In-lab Training for New Students

As Research Recovery continues into fall quarter and campus activities increase, new trainees are starting their work in shared facilities and laboratories. Research depends on sharing ideas, information, and techniques, and therefore thoughtful engagement of new trainees into the research environment on campus should be encouraged. Lab procedures and protocols, based on county guidance and recommendations from health professionals, should be directed to ensuring personal safety while integrating new trainees into research spaces. The guidelines here are intended to ensure that the research mission moves forward, that new trainees learn what they need to, and that our entire community is safe. Note that some activities as defined below will require special exceptions from the department or dean’s office to ensure that safety and overall building density are maintained at prescribed levels.

Any training or part of training that can be performed remotely should continue to be done remotely. This could include, for example, a combination of instructional videos, Zoom consultations, and virtual oversight for tasks that could be performed with a link to the trainer. However, many research activities require that new members be trained to perform procedures and tasks, and have hands-on training to operate equipment. While some of this training can be done remotely, some must also be completed in person in the lab or research area, sometimes in close (less than 6 feet) contact with another person. Training or the part of training that cannot be performed remotely should be limited to the following activities starting on September 14, 2020:

  • Provide lab-orientation training to new PIs, graduate students, and postdocs
  • Train on-site Stanford researchers on the use of equipment
  • Train junior researchers on advanced techniques

In-person training must follow health and safety rules as stipulated by Stanford in order to control facility population density and minimize the risk of virus exposure and transmission.
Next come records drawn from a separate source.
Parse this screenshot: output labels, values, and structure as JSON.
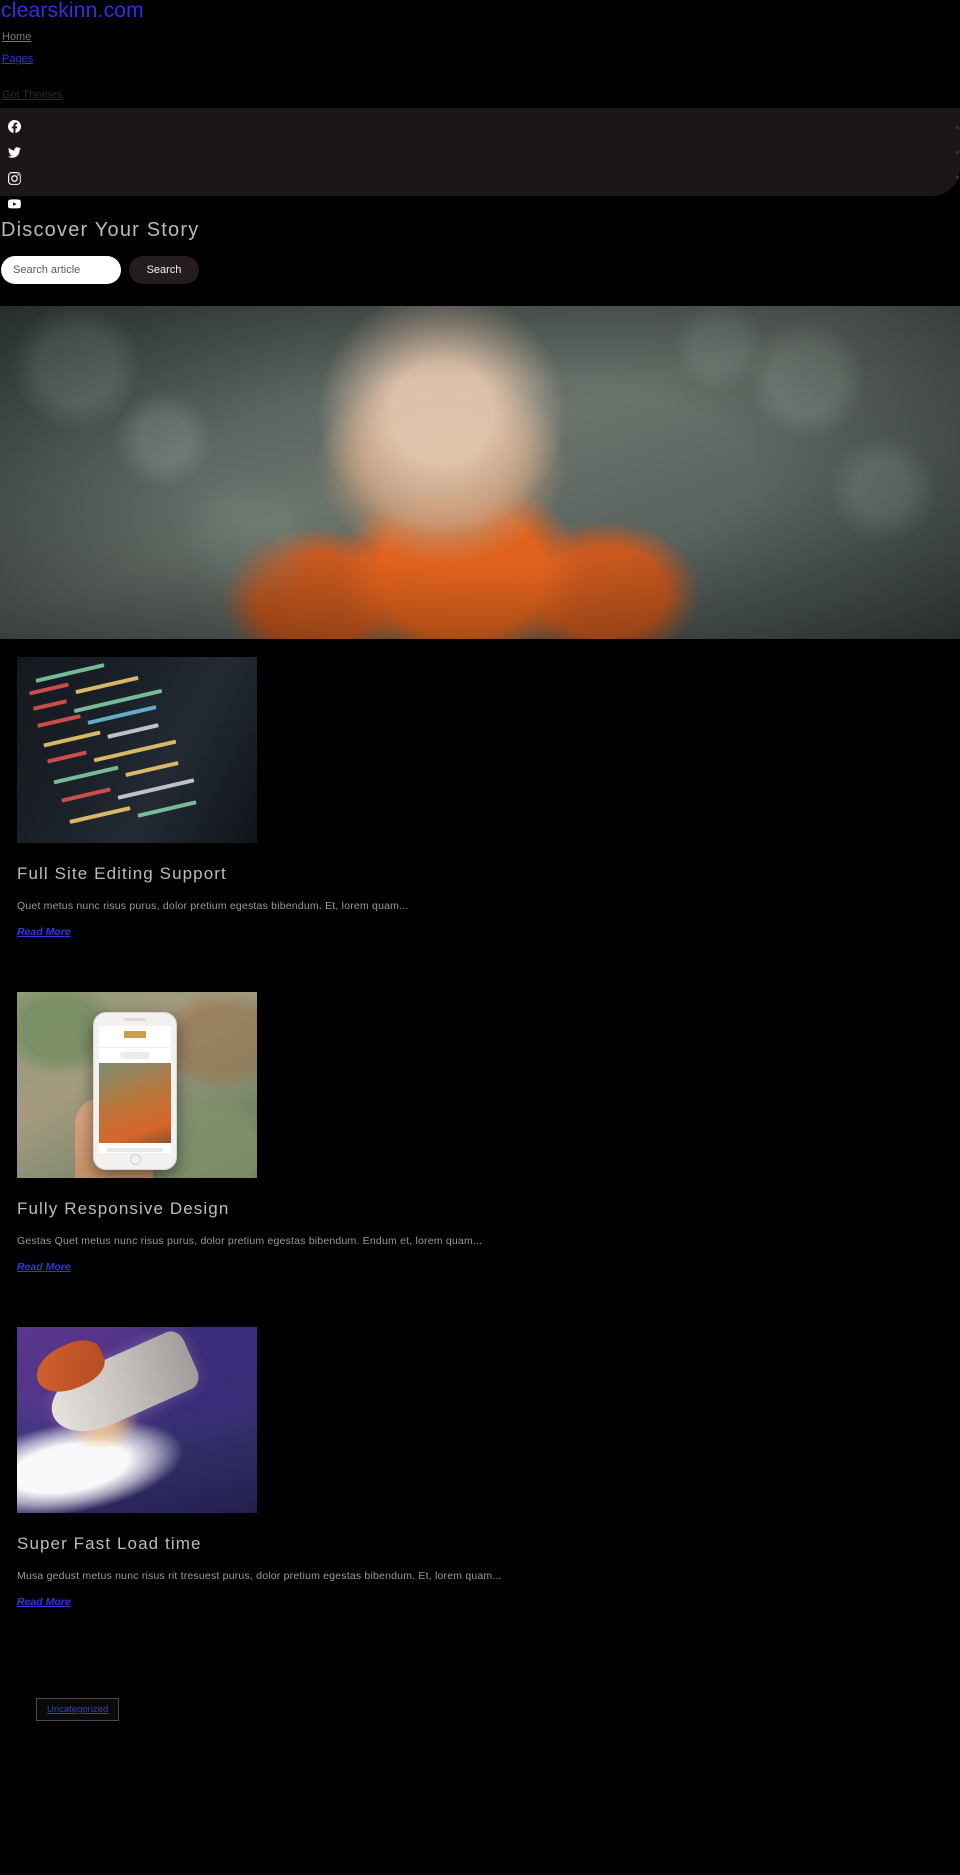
{
  "site": {
    "title": "clearskinn.com",
    "nav": [
      {
        "label": "Home",
        "style": "home"
      },
      {
        "label": "Pages",
        "style": "link"
      },
      {
        "label": "Get Themes",
        "style": "muted"
      }
    ],
    "social": [
      {
        "name": "facebook-icon",
        "label": "Facebook"
      },
      {
        "name": "twitter-icon",
        "label": "Twitter"
      },
      {
        "name": "instagram-icon",
        "label": "Instagram"
      },
      {
        "name": "youtube-icon",
        "label": "YouTube"
      }
    ]
  },
  "hero": {
    "heading": "Discover Your Story",
    "search_placeholder": "Search article",
    "search_value": "",
    "search_button": "Search"
  },
  "featured": {
    "alt": "Woman in orange coat with curly hair outdoors in winter"
  },
  "posts": [
    {
      "title": "Full Site Editing Support",
      "excerpt": "Quet metus nunc risus purus, dolor pretium egestas bibendum. Et, lorem quam...",
      "read_more": "Read More",
      "thumb": "code-editor-screen"
    },
    {
      "title": "Fully Responsive Design",
      "excerpt": "Gestas Quet metus nunc risus purus, dolor pretium egestas bibendum. Endum et, lorem quam...",
      "read_more": "Read More",
      "thumb": "hand-holding-phone"
    },
    {
      "title": "Super Fast Load time",
      "excerpt": "Musa gedust metus nunc risus rit tresuest purus, dolor pretium egestas bibendum. Et, lorem quam...",
      "read_more": "Read More",
      "thumb": "space-shuttle-launch"
    }
  ],
  "footer": {
    "category_label": "Uncategorized"
  },
  "colors": {
    "background": "#000000",
    "link": "#3030e8",
    "bar": "#1d1616",
    "text": "#bcbcbc"
  }
}
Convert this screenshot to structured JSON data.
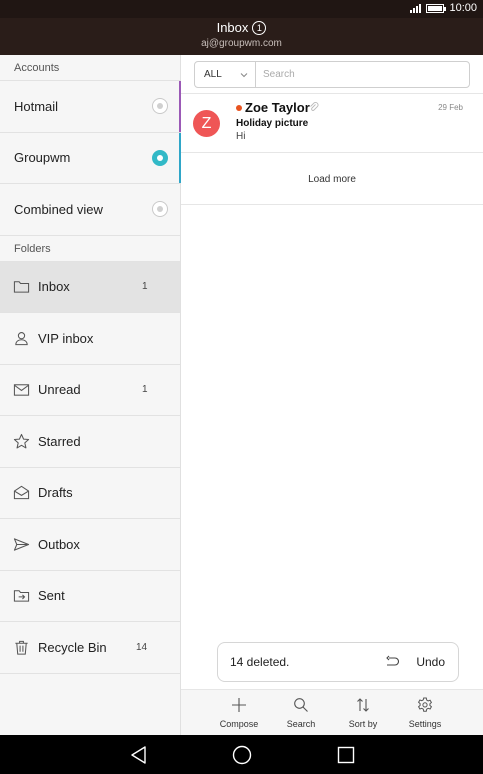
{
  "status_bar": {
    "time": "10:00"
  },
  "header": {
    "title": "Inbox",
    "unread_count": "1",
    "account_email": "aj@groupwm.com"
  },
  "sidebar": {
    "accounts_heading": "Accounts",
    "accounts": [
      {
        "label": "Hotmail",
        "selected": false
      },
      {
        "label": "Groupwm",
        "selected": true
      },
      {
        "label": "Combined view",
        "selected": false
      }
    ],
    "folders_heading": "Folders",
    "folders": [
      {
        "label": "Inbox",
        "count": "1",
        "icon": "folder-icon",
        "active": true
      },
      {
        "label": "VIP inbox",
        "count": "",
        "icon": "person-icon"
      },
      {
        "label": "Unread",
        "count": "1",
        "icon": "envelope-icon"
      },
      {
        "label": "Starred",
        "count": "",
        "icon": "star-icon"
      },
      {
        "label": "Drafts",
        "count": "",
        "icon": "drafts-icon"
      },
      {
        "label": "Outbox",
        "count": "",
        "icon": "send-icon"
      },
      {
        "label": "Sent",
        "count": "",
        "icon": "sent-icon"
      },
      {
        "label": "Recycle Bin",
        "count": "14",
        "icon": "trash-icon"
      }
    ]
  },
  "main": {
    "filter": {
      "value": "ALL"
    },
    "search": {
      "placeholder": "Search"
    },
    "messages": [
      {
        "avatar_letter": "Z",
        "sender": "Zoe Taylor",
        "date": "29 Feb",
        "subject": "Holiday picture",
        "preview": "Hi"
      }
    ],
    "load_more": "Load more",
    "toast": {
      "text": "14 deleted.",
      "action": "Undo"
    },
    "toolbar": {
      "compose": "Compose",
      "search": "Search",
      "sort": "Sort by",
      "settings": "Settings"
    }
  },
  "colors": {
    "header_bg": "#2a1d19",
    "accent_teal": "#32b9c7",
    "avatar_red": "#ef5656",
    "unread_dot": "#e8531f"
  }
}
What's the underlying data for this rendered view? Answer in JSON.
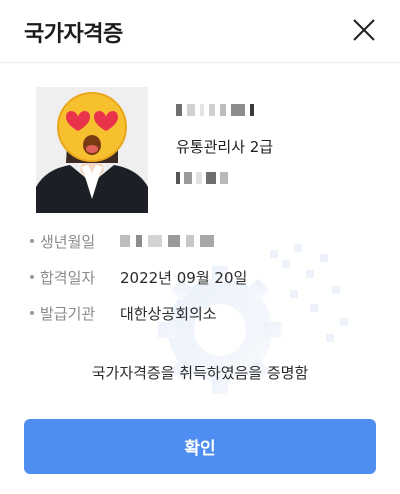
{
  "modal": {
    "title": "국가자격증",
    "close_icon": "close-icon"
  },
  "certificate": {
    "photo_icon": "heart-eyes-emoji-icon",
    "holder_name": "",
    "name": "유통관리사 2급",
    "cert_number": ""
  },
  "details": {
    "birth_label": "생년월일",
    "birth_value": "",
    "pass_date_label": "합격일자",
    "pass_date_value": "2022년 09월 20일",
    "issuer_label": "발급기관",
    "issuer_value": "대한상공회의소"
  },
  "notice": "국가자격증을 취득하였음을 증명함",
  "confirm_button": "확인",
  "colors": {
    "accent": "#4d8ef0",
    "label_gray": "#8a8a8a",
    "watermark": "#eef3fb"
  }
}
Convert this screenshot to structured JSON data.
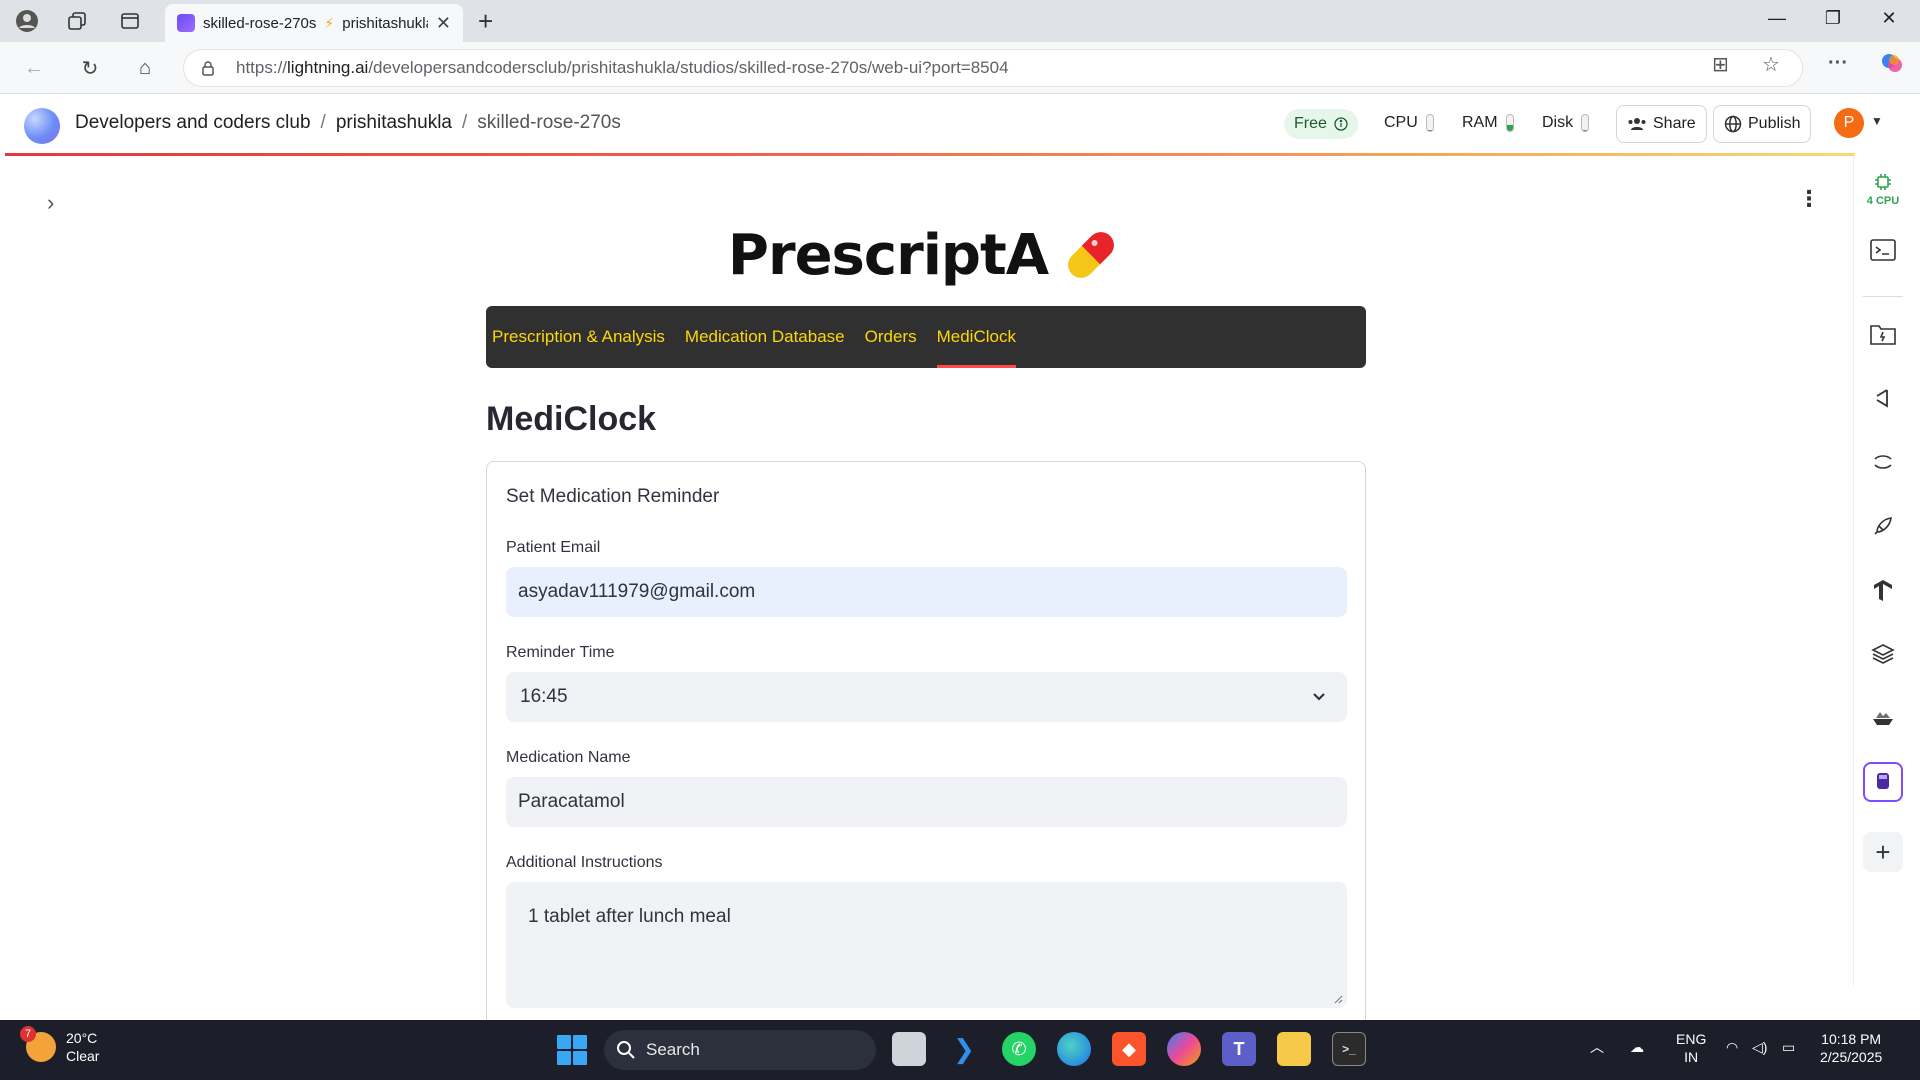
{
  "browser": {
    "tab_title": "skilled-rose-270s",
    "tab_title_suffix": "prishitashukla",
    "url_prefix": "https://",
    "url_host": "lightning.ai",
    "url_path": "/developersandcodersclub/prishitashukla/studios/skilled-rose-270s/web-ui?port=8504"
  },
  "studio": {
    "crumbs": [
      "Developers and coders club",
      "prishitashukla",
      "skilled-rose-270s"
    ],
    "plan_badge": "Free",
    "resources": [
      {
        "label": "CPU",
        "level": 0.05
      },
      {
        "label": "RAM",
        "level": 0.35
      },
      {
        "label": "Disk",
        "level": 0.05
      }
    ],
    "share_label": "Share",
    "publish_label": "Publish",
    "avatar_letter": "P",
    "rail_cpu_label": "4 CPU"
  },
  "app": {
    "logo_text": "PrescriptA",
    "nav": [
      "Prescription & Analysis",
      "Medication Database",
      "Orders",
      "MediClock"
    ],
    "active_nav": "MediClock",
    "page_title": "MediClock",
    "form": {
      "heading": "Set Medication Reminder",
      "email_label": "Patient Email",
      "email_value": "asyadav111979@gmail.com",
      "time_label": "Reminder Time",
      "time_value": "16:45",
      "med_label": "Medication Name",
      "med_value": "Paracatamol",
      "instr_label": "Additional Instructions",
      "instr_value": "1 tablet after lunch meal"
    }
  },
  "taskbar": {
    "weather_badge": "7",
    "temperature": "20°C",
    "condition": "Clear",
    "search_label": "Search",
    "lang_line1": "ENG",
    "lang_line2": "IN",
    "time": "10:18 PM",
    "date": "2/25/2025"
  }
}
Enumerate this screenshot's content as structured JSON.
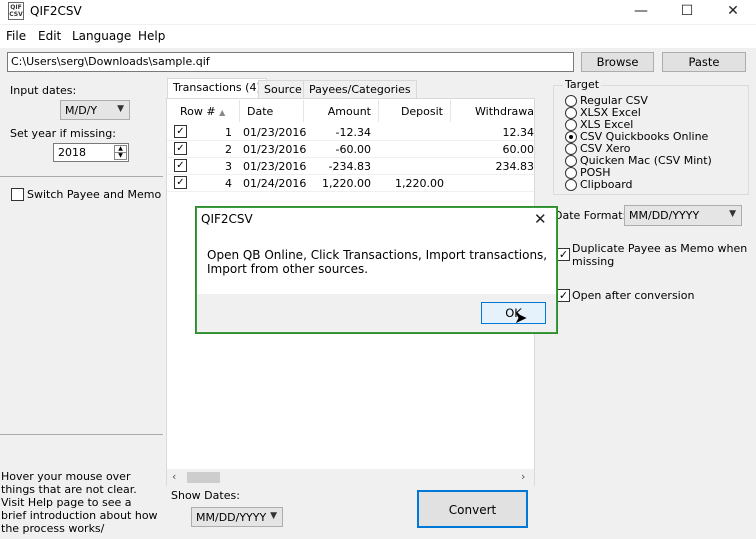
{
  "window": {
    "title": "QIF2CSV",
    "icon_text": "QIF CSV",
    "controls": {
      "minimize": "—",
      "maximize": "☐",
      "close": "✕"
    }
  },
  "menu": [
    "File",
    "Edit",
    "Language",
    "Help"
  ],
  "path": {
    "value": "C:\\Users\\serg\\Downloads\\sample.qif"
  },
  "buttons": {
    "browse": "Browse",
    "paste": "Paste",
    "convert": "Convert"
  },
  "left": {
    "input_dates_label": "Input dates:",
    "input_dates_value": "M/D/Y",
    "year_label": "Set year if missing:",
    "year_value": "2018",
    "switch_label": "Switch Payee and Memo",
    "switch_checked": false,
    "help_text": "Hover your mouse over things that are not clear. Visit Help page to see a brief introduction about how the process works/"
  },
  "tabs": [
    "Transactions (4)",
    "Source",
    "Payees/Categories"
  ],
  "table": {
    "columns": [
      "Row #",
      "Date",
      "Amount",
      "Deposit",
      "Withdrawa"
    ],
    "rows": [
      {
        "checked": true,
        "row": "1",
        "date": "01/23/2016",
        "amount": "-12.34",
        "deposit": "",
        "withdrawal": "12.34"
      },
      {
        "checked": true,
        "row": "2",
        "date": "01/23/2016",
        "amount": "-60.00",
        "deposit": "",
        "withdrawal": "60.00"
      },
      {
        "checked": true,
        "row": "3",
        "date": "01/23/2016",
        "amount": "-234.83",
        "deposit": "",
        "withdrawal": "234.83"
      },
      {
        "checked": true,
        "row": "4",
        "date": "01/24/2016",
        "amount": "1,220.00",
        "deposit": "1,220.00",
        "withdrawal": ""
      }
    ]
  },
  "show_dates": {
    "label": "Show Dates:",
    "value": "MM/DD/YYYY"
  },
  "target": {
    "title": "Target",
    "options": [
      "Regular CSV",
      "XLSX Excel",
      "XLS Excel",
      "CSV Quickbooks Online",
      "CSV Xero",
      "Quicken Mac (CSV Mint)",
      "POSH",
      "Clipboard"
    ],
    "selected": "CSV Quickbooks Online"
  },
  "date_format": {
    "label": "Date Format:",
    "value": "MM/DD/YYYY"
  },
  "options": {
    "duplicate_payee": "Duplicate Payee as Memo when missing",
    "duplicate_payee_checked": true,
    "open_after": "Open after conversion",
    "open_after_checked": true
  },
  "dialog": {
    "title": "QIF2CSV",
    "message": "Open QB Online, Click Transactions, Import transactions, Import from other sources.",
    "ok": "OK"
  },
  "colors": {
    "dialog_border": "#3c9b3c",
    "button_face": "#e1e1e1"
  }
}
The density policy must be honored. (Note that this density requirement may change and will be documented on the Research Recovery website).

When training can only be conducted in a manner that does not meet the density requirement, the department and/or the dean’s office overseeing the shared facility can make an exception, providing the trainer and the trainee remain 6 feet apart, or are less than 6 feet apart for less than 15 continuous minutes AND not on a regular/frequent basis, according to EH&S Level 2 COVID-19 risk level.

Trainers and trainees who attend in-person sessions must:

  • Be authorized to be on-site in ORMS and have taken COVID-19 Hygiene Best Practices training
  • Report daily symptoms via Health Check
  • Wear masks/face coverings at all times; wherever required, wear full personal protective equipment including lab coat, eye protection, etc.
  • Adhere to 6 feet or greater physical distancing protocols at all times OR request an exception as noted above
    • Personnel may be closer than 6 feet when responding to an urgent injury or illness and providing aid.
  • Disinfect work areas before and after each training session
  • Clean PPE and tools before and after each training session
  • Wash/sanitize hands before and immediately after the training session

Trainers and trainees should discuss issues that arise with those involved, but for broader issues or specific concerns, the following are some available resources:

  • Medical, Pregnancy, or Disability-Related Accommodations: Individuals who do not believe they should perform in-person training because of medical, pregnancy, or disability-related reasons may contact the Diversity and Access Office.
  • Safety Concerns: Individuals who have safety concerns may contact EH&S.
  • For confidential and anonymous reporting, the Ethics and Compliance Helpline is a way to raise concerns.